Warning: spoilers from both books and both films ahead.
Read more. [Image: Lionsgate/Murray Close]
When Apple launched the iPhone 4 in 2010, the company’s website featured large images of the device with the text “This changes everything. Again.”
Change has been a constant refrain in Apple’s marketing over the years. The famous 1984 Macintosh ads framed the computer as an agent of revolution. And the “Think Different” ads of the 1990s implied that purchasing one of these underdog machines put you in the same company as other misunderstood genius underdogs. But it goes back further than that, too. Ads for the Apple II and the business-oriented Apple III in the early 1980s compared their power to that of famous inventors of ages past, including Henry Ford, Thomas Jefferson, and Ben Franklin, among others.
On a hot summer day during Berlin’s biannual fashion week, models stood on podiums in a decommissioned 1960s concrete modernist church remade into an exhibition space. Bobby Kolade’s collection was the first one visible upon entering. At center stood his show piece — a long, maple brown jacket made of Ugandan bark cloth, the oldest textile known to mankind according to UNESCO’s Intangible Cultural Heritage list.

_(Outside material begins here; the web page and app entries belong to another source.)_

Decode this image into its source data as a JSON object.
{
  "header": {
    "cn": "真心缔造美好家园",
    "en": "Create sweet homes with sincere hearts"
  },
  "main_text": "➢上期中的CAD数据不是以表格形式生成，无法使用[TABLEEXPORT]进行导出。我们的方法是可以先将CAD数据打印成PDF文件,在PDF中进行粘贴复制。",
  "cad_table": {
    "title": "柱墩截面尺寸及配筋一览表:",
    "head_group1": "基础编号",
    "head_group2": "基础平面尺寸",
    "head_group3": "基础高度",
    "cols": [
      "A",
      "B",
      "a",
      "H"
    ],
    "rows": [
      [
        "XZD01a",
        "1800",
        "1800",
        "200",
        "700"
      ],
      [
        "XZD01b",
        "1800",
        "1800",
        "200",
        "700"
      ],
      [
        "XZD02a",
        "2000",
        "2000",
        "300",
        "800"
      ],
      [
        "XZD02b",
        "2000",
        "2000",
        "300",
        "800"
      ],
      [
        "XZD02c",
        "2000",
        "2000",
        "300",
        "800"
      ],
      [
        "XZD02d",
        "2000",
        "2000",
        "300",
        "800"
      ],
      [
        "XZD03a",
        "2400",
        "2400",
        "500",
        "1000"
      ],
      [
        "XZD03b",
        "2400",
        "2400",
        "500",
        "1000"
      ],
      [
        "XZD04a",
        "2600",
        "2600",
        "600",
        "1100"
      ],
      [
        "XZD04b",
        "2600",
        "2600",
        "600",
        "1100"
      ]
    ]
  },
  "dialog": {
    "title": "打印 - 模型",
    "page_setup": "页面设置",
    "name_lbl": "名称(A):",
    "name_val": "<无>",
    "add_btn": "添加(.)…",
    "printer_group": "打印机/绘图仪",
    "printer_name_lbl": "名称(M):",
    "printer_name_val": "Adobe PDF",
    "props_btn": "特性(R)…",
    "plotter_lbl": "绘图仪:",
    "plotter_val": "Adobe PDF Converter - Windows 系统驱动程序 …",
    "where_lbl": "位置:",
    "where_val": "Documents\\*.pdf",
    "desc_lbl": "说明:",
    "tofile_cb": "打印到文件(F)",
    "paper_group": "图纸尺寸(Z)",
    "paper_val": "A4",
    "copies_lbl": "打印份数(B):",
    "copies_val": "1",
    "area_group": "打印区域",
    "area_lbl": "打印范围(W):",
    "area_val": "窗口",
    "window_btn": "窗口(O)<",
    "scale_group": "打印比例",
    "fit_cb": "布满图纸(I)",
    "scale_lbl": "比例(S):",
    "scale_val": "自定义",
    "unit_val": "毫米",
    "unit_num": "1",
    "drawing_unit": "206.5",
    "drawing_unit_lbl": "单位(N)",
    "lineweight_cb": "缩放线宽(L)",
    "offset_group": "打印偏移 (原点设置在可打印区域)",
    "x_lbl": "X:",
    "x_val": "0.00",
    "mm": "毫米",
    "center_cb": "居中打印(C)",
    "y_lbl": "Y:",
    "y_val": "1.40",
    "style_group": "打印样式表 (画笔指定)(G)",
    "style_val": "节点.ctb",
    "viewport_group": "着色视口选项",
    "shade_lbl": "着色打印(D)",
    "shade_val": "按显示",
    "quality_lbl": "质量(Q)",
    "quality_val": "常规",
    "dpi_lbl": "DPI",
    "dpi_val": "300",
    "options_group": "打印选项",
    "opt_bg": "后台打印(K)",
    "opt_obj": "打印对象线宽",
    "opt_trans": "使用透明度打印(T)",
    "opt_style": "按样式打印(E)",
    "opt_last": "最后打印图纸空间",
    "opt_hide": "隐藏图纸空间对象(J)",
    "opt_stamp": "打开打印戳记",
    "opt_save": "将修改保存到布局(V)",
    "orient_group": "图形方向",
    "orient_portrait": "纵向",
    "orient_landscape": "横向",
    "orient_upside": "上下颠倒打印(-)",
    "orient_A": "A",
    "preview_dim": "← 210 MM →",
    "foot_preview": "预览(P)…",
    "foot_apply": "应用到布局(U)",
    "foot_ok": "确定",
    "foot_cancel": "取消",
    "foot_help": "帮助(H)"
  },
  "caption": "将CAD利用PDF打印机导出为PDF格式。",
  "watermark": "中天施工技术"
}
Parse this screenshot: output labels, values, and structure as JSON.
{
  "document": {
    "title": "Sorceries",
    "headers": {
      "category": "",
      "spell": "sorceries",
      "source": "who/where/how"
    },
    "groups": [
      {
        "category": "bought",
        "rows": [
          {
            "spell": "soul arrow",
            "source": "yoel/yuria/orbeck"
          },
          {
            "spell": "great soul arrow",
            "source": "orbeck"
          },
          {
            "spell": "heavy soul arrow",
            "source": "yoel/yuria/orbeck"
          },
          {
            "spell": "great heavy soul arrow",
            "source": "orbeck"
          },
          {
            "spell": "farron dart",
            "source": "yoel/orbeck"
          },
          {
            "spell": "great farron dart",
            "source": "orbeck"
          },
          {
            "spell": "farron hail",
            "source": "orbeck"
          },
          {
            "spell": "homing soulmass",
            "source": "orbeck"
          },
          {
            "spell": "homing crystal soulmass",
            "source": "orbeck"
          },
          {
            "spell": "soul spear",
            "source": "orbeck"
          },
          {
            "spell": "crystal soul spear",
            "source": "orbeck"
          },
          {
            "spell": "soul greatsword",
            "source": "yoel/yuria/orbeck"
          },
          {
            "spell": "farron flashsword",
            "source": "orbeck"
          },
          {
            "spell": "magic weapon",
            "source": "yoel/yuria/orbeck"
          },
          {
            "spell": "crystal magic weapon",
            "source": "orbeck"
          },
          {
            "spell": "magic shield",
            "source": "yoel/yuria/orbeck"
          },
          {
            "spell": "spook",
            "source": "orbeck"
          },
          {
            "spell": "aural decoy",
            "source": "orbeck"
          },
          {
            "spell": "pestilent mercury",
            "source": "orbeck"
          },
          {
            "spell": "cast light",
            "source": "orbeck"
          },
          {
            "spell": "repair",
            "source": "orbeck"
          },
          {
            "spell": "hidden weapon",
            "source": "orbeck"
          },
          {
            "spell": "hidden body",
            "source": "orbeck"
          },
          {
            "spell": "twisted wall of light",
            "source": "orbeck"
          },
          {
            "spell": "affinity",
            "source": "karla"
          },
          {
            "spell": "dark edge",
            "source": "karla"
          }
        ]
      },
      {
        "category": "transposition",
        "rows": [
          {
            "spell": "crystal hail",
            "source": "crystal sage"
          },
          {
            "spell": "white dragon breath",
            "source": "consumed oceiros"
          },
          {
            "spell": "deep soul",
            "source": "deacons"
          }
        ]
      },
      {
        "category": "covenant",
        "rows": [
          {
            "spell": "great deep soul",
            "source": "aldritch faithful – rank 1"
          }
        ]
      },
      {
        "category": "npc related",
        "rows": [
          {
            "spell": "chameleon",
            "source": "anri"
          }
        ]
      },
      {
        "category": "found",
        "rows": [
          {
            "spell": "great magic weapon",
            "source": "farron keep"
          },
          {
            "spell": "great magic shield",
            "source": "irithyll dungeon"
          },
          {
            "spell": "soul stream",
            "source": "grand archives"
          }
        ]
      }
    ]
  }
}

The 26-year-old Nigerian-German designer grew up in Uganda, and moved to Berlin in 2005 to study fashion. He recently won Germany’s highest fashion prize for young designers for his first collection. But perhaps most interestingly, Kolade, a vegetarian, has hit upon the idea that bark cloth might be a viable alternative to leather.
On the sidelines of the fashion show, Kolade told me that he had seen the fabric as a child, but only recently came upon the idea of using it in clothing.

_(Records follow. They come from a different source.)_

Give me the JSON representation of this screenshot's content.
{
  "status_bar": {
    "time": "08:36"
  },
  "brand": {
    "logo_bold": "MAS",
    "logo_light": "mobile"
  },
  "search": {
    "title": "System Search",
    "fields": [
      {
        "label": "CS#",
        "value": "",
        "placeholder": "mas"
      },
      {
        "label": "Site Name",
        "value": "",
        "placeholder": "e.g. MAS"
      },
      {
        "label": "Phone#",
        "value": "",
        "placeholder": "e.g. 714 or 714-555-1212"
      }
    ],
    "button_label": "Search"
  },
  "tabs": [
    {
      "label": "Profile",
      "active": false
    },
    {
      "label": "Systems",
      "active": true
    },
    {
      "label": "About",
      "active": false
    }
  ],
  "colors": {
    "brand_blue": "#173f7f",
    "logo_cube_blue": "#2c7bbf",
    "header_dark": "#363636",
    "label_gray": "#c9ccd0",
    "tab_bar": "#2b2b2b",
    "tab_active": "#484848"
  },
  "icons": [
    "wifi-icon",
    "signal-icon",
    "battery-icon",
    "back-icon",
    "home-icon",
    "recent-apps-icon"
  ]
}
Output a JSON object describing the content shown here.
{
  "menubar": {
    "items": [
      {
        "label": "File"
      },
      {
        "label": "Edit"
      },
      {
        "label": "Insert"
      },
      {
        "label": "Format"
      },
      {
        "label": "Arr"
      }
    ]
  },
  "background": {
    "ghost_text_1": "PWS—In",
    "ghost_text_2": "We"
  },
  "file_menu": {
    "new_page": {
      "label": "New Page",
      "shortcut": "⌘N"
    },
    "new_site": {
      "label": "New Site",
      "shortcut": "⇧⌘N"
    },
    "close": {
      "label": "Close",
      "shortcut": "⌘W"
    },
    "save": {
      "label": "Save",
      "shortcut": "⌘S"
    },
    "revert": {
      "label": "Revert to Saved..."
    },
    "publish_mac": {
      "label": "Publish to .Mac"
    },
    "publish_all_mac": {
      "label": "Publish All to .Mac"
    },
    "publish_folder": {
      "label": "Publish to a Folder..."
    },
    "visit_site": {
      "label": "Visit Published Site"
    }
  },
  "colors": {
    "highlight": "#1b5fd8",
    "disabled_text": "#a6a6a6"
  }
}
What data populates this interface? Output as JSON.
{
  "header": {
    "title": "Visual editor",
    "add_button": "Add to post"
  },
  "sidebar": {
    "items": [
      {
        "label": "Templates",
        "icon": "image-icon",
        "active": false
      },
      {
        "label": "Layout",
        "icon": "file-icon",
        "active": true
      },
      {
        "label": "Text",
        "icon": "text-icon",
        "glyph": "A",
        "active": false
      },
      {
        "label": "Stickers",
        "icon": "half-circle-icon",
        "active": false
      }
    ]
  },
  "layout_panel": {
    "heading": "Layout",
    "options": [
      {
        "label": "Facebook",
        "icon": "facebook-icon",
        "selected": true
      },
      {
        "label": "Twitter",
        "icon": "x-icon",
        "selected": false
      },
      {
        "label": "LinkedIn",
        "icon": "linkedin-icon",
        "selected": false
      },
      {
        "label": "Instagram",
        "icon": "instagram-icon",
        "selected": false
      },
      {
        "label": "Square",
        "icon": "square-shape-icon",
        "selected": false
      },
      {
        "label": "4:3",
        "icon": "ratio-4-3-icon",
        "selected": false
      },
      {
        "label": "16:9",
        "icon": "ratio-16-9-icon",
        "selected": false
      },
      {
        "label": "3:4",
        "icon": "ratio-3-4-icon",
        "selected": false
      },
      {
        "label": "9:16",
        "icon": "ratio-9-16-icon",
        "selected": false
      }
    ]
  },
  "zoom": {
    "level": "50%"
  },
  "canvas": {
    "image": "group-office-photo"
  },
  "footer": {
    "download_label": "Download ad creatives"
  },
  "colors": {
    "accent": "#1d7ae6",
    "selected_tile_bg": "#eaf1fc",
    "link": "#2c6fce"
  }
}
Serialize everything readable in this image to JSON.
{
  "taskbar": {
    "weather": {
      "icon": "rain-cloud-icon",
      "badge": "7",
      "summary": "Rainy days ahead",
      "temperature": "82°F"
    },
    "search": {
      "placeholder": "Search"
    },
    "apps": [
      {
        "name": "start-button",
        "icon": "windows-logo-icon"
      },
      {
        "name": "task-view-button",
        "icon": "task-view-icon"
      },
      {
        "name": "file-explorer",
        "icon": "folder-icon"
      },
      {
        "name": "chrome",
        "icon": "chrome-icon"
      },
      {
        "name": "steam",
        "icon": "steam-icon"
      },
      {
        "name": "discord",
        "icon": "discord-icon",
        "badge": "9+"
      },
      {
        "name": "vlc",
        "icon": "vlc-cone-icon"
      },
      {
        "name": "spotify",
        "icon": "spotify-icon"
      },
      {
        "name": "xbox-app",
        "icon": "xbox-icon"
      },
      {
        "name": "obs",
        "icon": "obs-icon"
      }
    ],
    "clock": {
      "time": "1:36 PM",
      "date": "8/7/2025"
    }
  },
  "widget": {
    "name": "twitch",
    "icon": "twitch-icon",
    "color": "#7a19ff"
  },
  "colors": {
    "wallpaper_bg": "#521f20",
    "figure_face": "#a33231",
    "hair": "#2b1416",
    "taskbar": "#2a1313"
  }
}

"Growing up in Kampala, I obviously saw this material. But it just wasn’t cool," he said, explaining that most Ugandans associate bark cloth with burial rituals.

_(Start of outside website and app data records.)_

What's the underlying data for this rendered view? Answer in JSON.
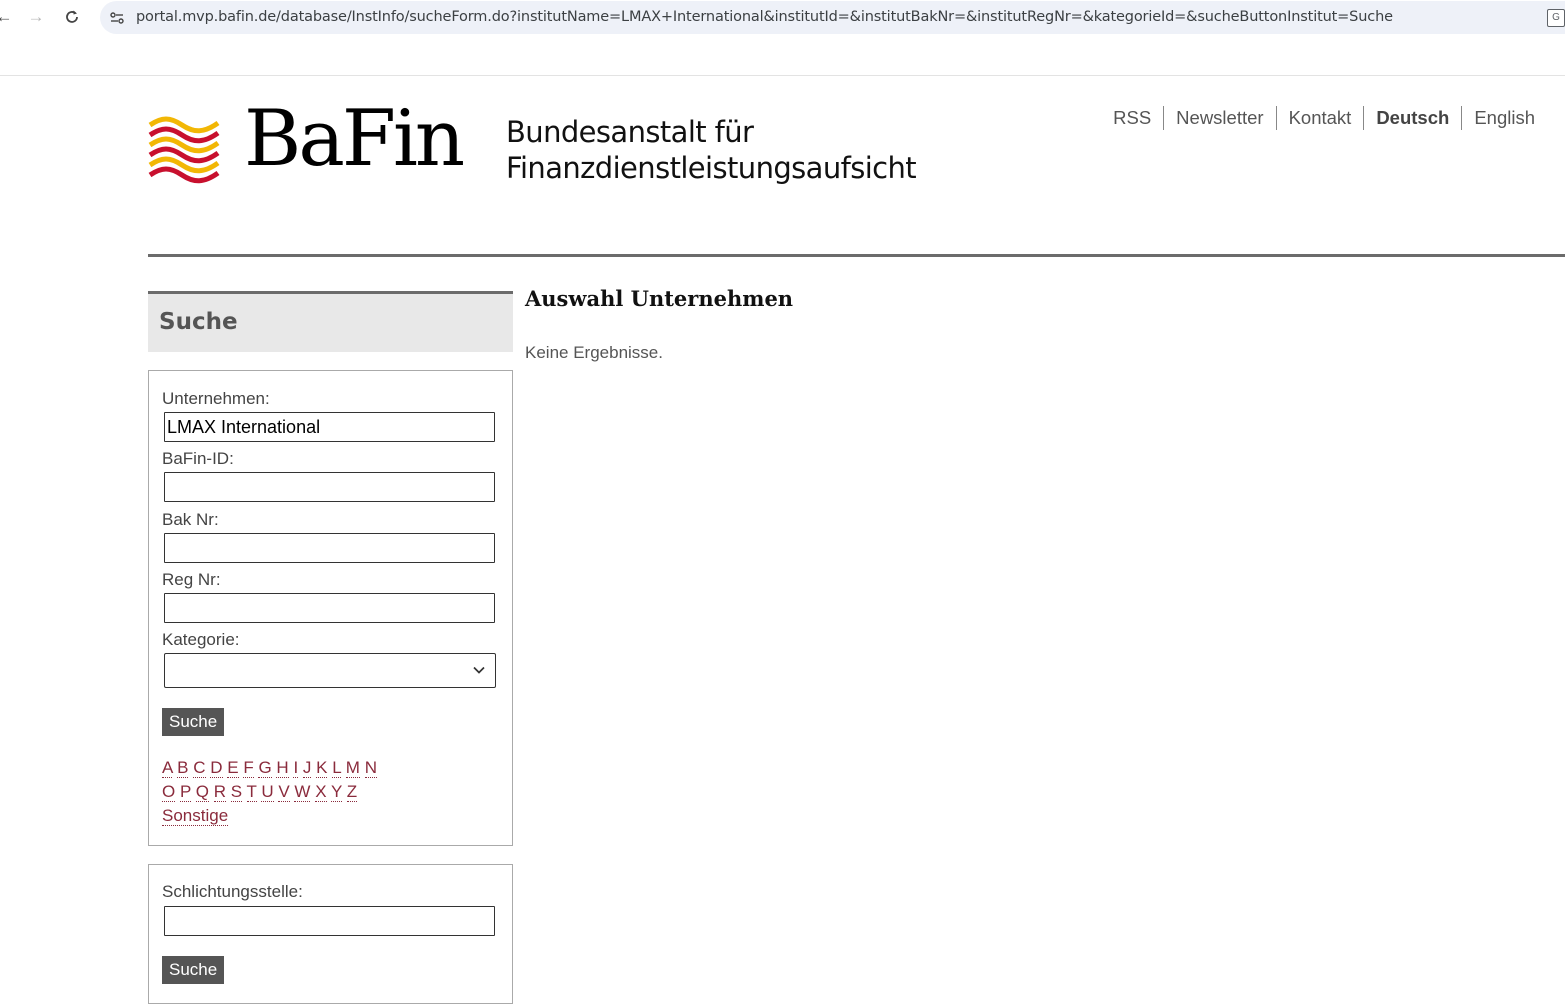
{
  "browser": {
    "url": "portal.mvp.bafin.de/database/InstInfo/sucheForm.do?institutName=LMAX+International&institutId=&institutBakNr=&institutRegNr=&kategorieId=&sucheButtonInstitut=Suche",
    "icons": [
      "back-icon",
      "forward-icon",
      "reload-icon",
      "site-info-icon",
      "translate-icon"
    ]
  },
  "header": {
    "logo_word": "BaFin",
    "tagline_line1": "Bundesanstalt für",
    "tagline_line2": "Finanzdienstleistungsaufsicht",
    "links": [
      "RSS",
      "Newsletter",
      "Kontakt",
      "Deutsch",
      "English"
    ],
    "active_link": "Deutsch"
  },
  "sidebar": {
    "title": "Suche",
    "search_form": {
      "company_label": "Unternehmen:",
      "company_value": "LMAX International",
      "bafin_id_label": "BaFin-ID:",
      "bafin_id_value": "",
      "bak_nr_label": "Bak Nr:",
      "bak_nr_value": "",
      "reg_nr_label": "Reg Nr:",
      "reg_nr_value": "",
      "category_label": "Kategorie:",
      "category_value": "",
      "submit_label": "Suche"
    },
    "alphabet_row1": [
      "A",
      "B",
      "C",
      "D",
      "E",
      "F",
      "G",
      "H",
      "I",
      "J",
      "K",
      "L",
      "M",
      "N"
    ],
    "alphabet_row2": [
      "O",
      "P",
      "Q",
      "R",
      "S",
      "T",
      "U",
      "V",
      "W",
      "X",
      "Y",
      "Z"
    ],
    "other_link": "Sonstige",
    "mediation_form": {
      "label": "Schlichtungsstelle:",
      "value": "",
      "submit_label": "Suche"
    }
  },
  "main": {
    "title": "Auswahl Unternehmen",
    "message": "Keine Ergebnisse."
  },
  "colors": {
    "link": "#8a2b3c",
    "button_bg": "#555555",
    "rule": "#6b6b6b",
    "panel_head_bg": "#e8e8e8",
    "logo_red": "#c8102e",
    "logo_gold": "#f2b705"
  }
}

Read more. [Image: Michael Scaturro]
Hundreds of thousands attended the public swearing in of President Barack Obama for his second term, and more attended the Inaugural Parade and dozens of related parties, balls, and concerts around the area. Photos [above] cover the entire event, from the long preparation, through the ceremony, to the Inaugural Balls.
See more. [Images: Getty, AP, Reuters]
No, really, this garment might fool the infrared cameras mounted on drones.
[Image: Adam Harvey]
If a bra feels like a medieval torture device* to you, you are correct about one thing: They are, in fact, medieval (whether they are also torture really depends upon the fit).
[Image: Institute for Archaeologies, University of Innsbruck]
The company claims that the mannequins are better able to watch shoppers than wall-mounted security cameras because of their eye-level perspective and the fact that many consumer will stand and linger close to the mannequins as they examine the display. Notwithstanding whether this supposed advantage is real or just hype from a company looking to sell some souped-up mannequins, it must be said that the two modes of surveillance *feel* somehow different: We may not love wall-mounted camera surveillance, but in comparison it seems quotidian, a concession we make to store-owners looking to both protect and promote their wares.
Zara stores cozy up to the most famous brands in the world to sing their luxury ambitions even as they profit off a brilliant, cheap, short supply chain that delivers similar fashion at a much lower price.
Supply chains sounds boring. But they’re the secret to Zara’s success. Rather than ship skirts and dresses from Chinese plants where they arrive in-store after the style has peaked, Inditex (the parent company) makes the bulk of its clothes in Spain and Morocco. A hemline suggestion goes from a customer’s lips to a sales rack at record speed. The company, now the largest fashion retailer on earth, has grown overall sales by about 50% in five years to $17.5 billion. Its employees have gone from 80,000 to 110,000 in that time, despite being headquartered in a depressed Spanish economy, and selling predominantly to a very sick European continent.
Read more. [Image: Reuters]